# aliquote

## < a quantity that can be divided into another a whole number of time />

I recently started following Travis Hinkelman’s blog, originally because of several of his very interesting posts on Racket for statistical computing. Lately, he began to take a more serious interest in Chez Scheme and he even wrote a short package for basic statistical data processing:

I had no idea that accurately calculating sample variance is challenging or that there are nine algorithms to choose from when using quantile in R (and now also in chez-stats).

Computing variance is such a big deal for applied statistics that it has been covered in several papers dating back to the 80s. Not only is variance, or sum of squares, involved in analysis of variance, but also in computing almost any estimate of some estimator precision. Like is the case for quantiles, several algorithms (seven, as a matter of fact) have been proposed.12

As is always the case, John D. Cook already had this covered on his blog.3 Be sure to check the related posts on standard deviation and accuracy of Welford’s approach to computing an estimate for the sample variance. A single pass algorithm is required when you deal with streaming data or when reading data twice would seriously impact the performance of your application (e.g., when frequent updates of the sample estimates are required). As discussed in the above link or on The Mindful Programmer, the following formula for the sample variance,

$$s^2 = \frac{1}{n-1}\sum_{i=1}^n(x_i-\bar x)^2 = \frac{1}{n-1}\left(\sum_{i=1}^n x_i^2 - n\bar x^2\right),$$

is quite handy for manual computation with “usual” numbers but it is quite unstable numerically. Indeed, it may lead to serious cancellation error when the variance is small compared to the square of the mean.

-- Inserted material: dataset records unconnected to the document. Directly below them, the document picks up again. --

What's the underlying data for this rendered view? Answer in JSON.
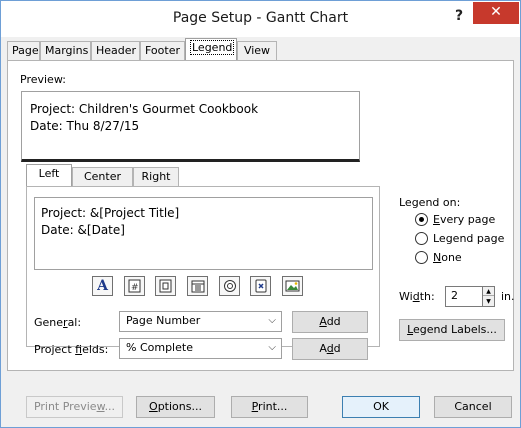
{
  "window": {
    "title": "Page Setup - Gantt Chart",
    "help": "?",
    "close": "✕"
  },
  "tabs": [
    "Page",
    "Margins",
    "Header",
    "Footer",
    "Legend",
    "View"
  ],
  "active_tab": "Legend",
  "preview": {
    "label": "Preview:",
    "lines": [
      "Project: Children's Gourmet Cookbook",
      "Date: Thu 8/27/15"
    ]
  },
  "alignment_tabs": [
    "Left",
    "Center",
    "Right"
  ],
  "active_alignment_tab": "Left",
  "legend_text": {
    "lines": [
      "Project: &[Project Title]",
      "Date: &[Date]"
    ]
  },
  "format_buttons": [
    {
      "name": "format-text-icon",
      "tooltip": "Format Text"
    },
    {
      "name": "insert-page-number-icon",
      "tooltip": "Insert Page Number"
    },
    {
      "name": "insert-total-pages-icon",
      "tooltip": "Insert Total Page Count"
    },
    {
      "name": "insert-date-icon",
      "tooltip": "Insert Current Date"
    },
    {
      "name": "insert-time-icon",
      "tooltip": "Insert Current Time"
    },
    {
      "name": "insert-file-name-icon",
      "tooltip": "Insert File Name"
    },
    {
      "name": "insert-picture-icon",
      "tooltip": "Insert Picture"
    }
  ],
  "general": {
    "label_pre": "Gene",
    "label_acc": "r",
    "label_post": "al:",
    "value": "Page Number",
    "add": "Add",
    "add_acc": "A",
    "add_rest": "dd"
  },
  "project_fields": {
    "label_pre": "Project ",
    "label_acc": "f",
    "label_post": "ields:",
    "value": "% Complete",
    "add_pre": "A",
    "add_acc": "d",
    "add_post": "d"
  },
  "legend_on": {
    "label": "Legend on:",
    "options": [
      {
        "pre": "",
        "acc": "E",
        "post": "very page",
        "checked": true
      },
      {
        "pre": "",
        "acc": "",
        "post": "Legend page",
        "checked": false
      },
      {
        "pre": "",
        "acc": "N",
        "post": "one",
        "checked": false
      }
    ]
  },
  "width": {
    "label_pre": "Wi",
    "label_acc": "d",
    "label_post": "th:",
    "value": "2",
    "unit": "in."
  },
  "legend_labels_button": {
    "pre": "",
    "acc": "L",
    "post": "egend Labels..."
  },
  "footer_buttons": {
    "print_preview": {
      "pre": "Print Previe",
      "acc": "w",
      "post": "..."
    },
    "options": {
      "pre": "",
      "acc": "O",
      "post": "ptions..."
    },
    "print": {
      "pre": "",
      "acc": "P",
      "post": "rint..."
    },
    "ok": "OK",
    "cancel": "Cancel"
  },
  "colors": {
    "close_button": "#c7392c",
    "window_border": "#6e9fd6",
    "default_button_border": "#3c7fb1"
  }
}
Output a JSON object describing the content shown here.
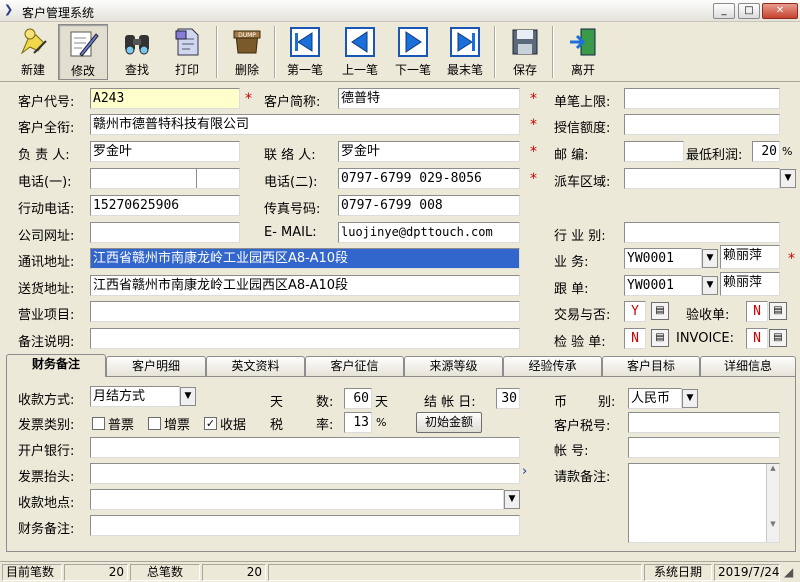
{
  "window": {
    "title": "客户管理系统",
    "min": "_",
    "max": "□",
    "close": "✕"
  },
  "toolbar": [
    {
      "label": "新建",
      "icon": "new-icon"
    },
    {
      "label": "修改",
      "icon": "edit-icon"
    },
    {
      "label": "查找",
      "icon": "find-icon"
    },
    {
      "label": "打印",
      "icon": "print-icon"
    },
    {
      "label": "删除",
      "icon": "delete-icon"
    },
    {
      "label": "第一笔",
      "icon": "first-record-icon"
    },
    {
      "label": "上一笔",
      "icon": "previous-record-icon"
    },
    {
      "label": "下一笔",
      "icon": "next-record-icon"
    },
    {
      "label": "最末笔",
      "icon": "last-record-icon"
    },
    {
      "label": "保存",
      "icon": "save-icon"
    },
    {
      "label": "离开",
      "icon": "exit-icon"
    }
  ],
  "delete_icon_text": "DUMP",
  "form": {
    "customer_code": {
      "label": "客户代号:",
      "value": "A243"
    },
    "short_name": {
      "label": "客户简称:",
      "value": "德普特"
    },
    "single_limit": {
      "label": "单笔上限:",
      "value": ""
    },
    "full_name": {
      "label": "客户全衔:",
      "value": "赣州市德普特科技有限公司"
    },
    "credit_limit": {
      "label": "授信额度:",
      "value": ""
    },
    "owner": {
      "label": "负 责 人:",
      "value": "罗金叶"
    },
    "contact": {
      "label": "联 络 人:",
      "value": "罗金叶"
    },
    "postcode": {
      "label": "邮    编:",
      "value": ""
    },
    "min_profit": {
      "label": "最低利润:",
      "value": "20",
      "unit": "%"
    },
    "phone1": {
      "label": "电话(一):",
      "value": ""
    },
    "phone2": {
      "label": "电话(二):",
      "value": "0797-6799 029-8056"
    },
    "delivery_area": {
      "label": "派车区域:",
      "value": ""
    },
    "mobile": {
      "label": "行动电话:",
      "value": "15270625906"
    },
    "fax": {
      "label": "传真号码:",
      "value": "0797-6799 008"
    },
    "website": {
      "label": "公司网址:",
      "value": ""
    },
    "email": {
      "label": "E- MAIL:",
      "value": "luojinye@dpttouch.com"
    },
    "industry": {
      "label": "行 业 别:",
      "value": ""
    },
    "mail_address": {
      "label": "通讯地址:",
      "value": "江西省赣州市南康龙岭工业园西区A8-A10段"
    },
    "salesman": {
      "label": "业    务:",
      "code": "YW0001",
      "name": "赖丽萍"
    },
    "ship_address": {
      "label": "送货地址:",
      "value": "江西省赣州市南康龙岭工业园西区A8-A10段"
    },
    "follow": {
      "label": "跟    单:",
      "code": "YW0001",
      "name": "赖丽萍"
    },
    "business": {
      "label": "营业项目:",
      "value": ""
    },
    "trade": {
      "label": "交易与否:",
      "value": "Y"
    },
    "acceptance": {
      "label": "验收单:",
      "value": "N"
    },
    "remark": {
      "label": "备注说明:",
      "value": ""
    },
    "inspection": {
      "label": "检 验 单:",
      "value": "N"
    },
    "invoice": {
      "label": "INVOICE:",
      "value": "N"
    }
  },
  "tabs": [
    "财务备注",
    "客户明细",
    "英文资料",
    "客户征信",
    "来源等级",
    "经验传承",
    "客户目标",
    "详细信息"
  ],
  "finance": {
    "pay_method": {
      "label": "收款方式:",
      "value": "月结方式"
    },
    "days": {
      "label_a": "天",
      "label_b": "数:",
      "value": "60",
      "unit": "天"
    },
    "closing_day": {
      "label": "结 帐 日:",
      "value": "30"
    },
    "currency": {
      "label_a": "币",
      "label_b": "别:",
      "value": "人民币"
    },
    "invoice_type": {
      "label": "发票类别:",
      "opt1": "普票",
      "opt2": "增票",
      "opt3": "收据",
      "check": "✓"
    },
    "tax": {
      "label_a": "税",
      "label_b": "率:",
      "value": "13",
      "unit": "%"
    },
    "init_amount": "初始金额",
    "tax_no": {
      "label": "客户税号:",
      "value": ""
    },
    "bank": {
      "label": "开户银行:",
      "value": ""
    },
    "account": {
      "label": "帐    号:",
      "value": ""
    },
    "invoice_title": {
      "label": "发票抬头:",
      "value": ""
    },
    "payment_note": {
      "label": "请款备注:",
      "value": ""
    },
    "collect_place": {
      "label": "收款地点:",
      "value": ""
    },
    "finance_note": {
      "label": "财务备注:",
      "value": ""
    }
  },
  "status": {
    "current_label": "目前笔数",
    "current_value": "20",
    "total_label": "总笔数",
    "total_value": "20",
    "date_label": "系统日期",
    "date_value": "2019/7/24"
  }
}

Consider the following sample of size 5, $x={1, 2, 3, 4, 5}$, for which $s_x^2=2.5$. Since the variance is invariant to changes in location parameter, adding 1010 to all five values should yield the same estimate. Let’s check what happen in R: (you’ll need sprintf("%.1f", x) to display the values stored in variable x)

> x <- 1:5 + 1e10
> var(x)
[1] 2.5
> 1/4*(sum(x^2)-5*mean(x)^2)
[1] 16384


Using Welford algorithm, which is a good choice in the case n is small,1 we would however get the correct result. Here’s a quick implementation in R:

wvar <- function(x) {
m <- s2 <- 0
n <- length(x)
for (k in seq(1, n)) {
xs <- x[k]
tmp <- m
m <- m + (xs - m)/k
s2 <- s2 + (xs - m)*(xs - tmp)
}
return(s2/(n-1))
}


You know what? XLispStat got it almost right, even if it is using the more standard two-pass formula:

> (def x (+ (iseq 1 5) 1e10))
> (def s (standard-deviation x))
> (* s s)
2.5000000000000004


Next time, we will revisit the Student t-test using Beta integral aproximation for small degrees of freedom (DF) or asymptotic series for large or non-integer DF.

1. Chan, T.F., Golub, G.H., and LeVeque, R.J. Algorithms for Computing the Sample Variance: Analysis and Recommendations. The American Statistician, 37(3): 242–247, 1983. ↩︎

2. Ling, R.F. Comparison of Several Algorithms for Computing Sample Means and Variances. Journal of the American Statistical Association, 69(348): 859–866, 1974. ↩︎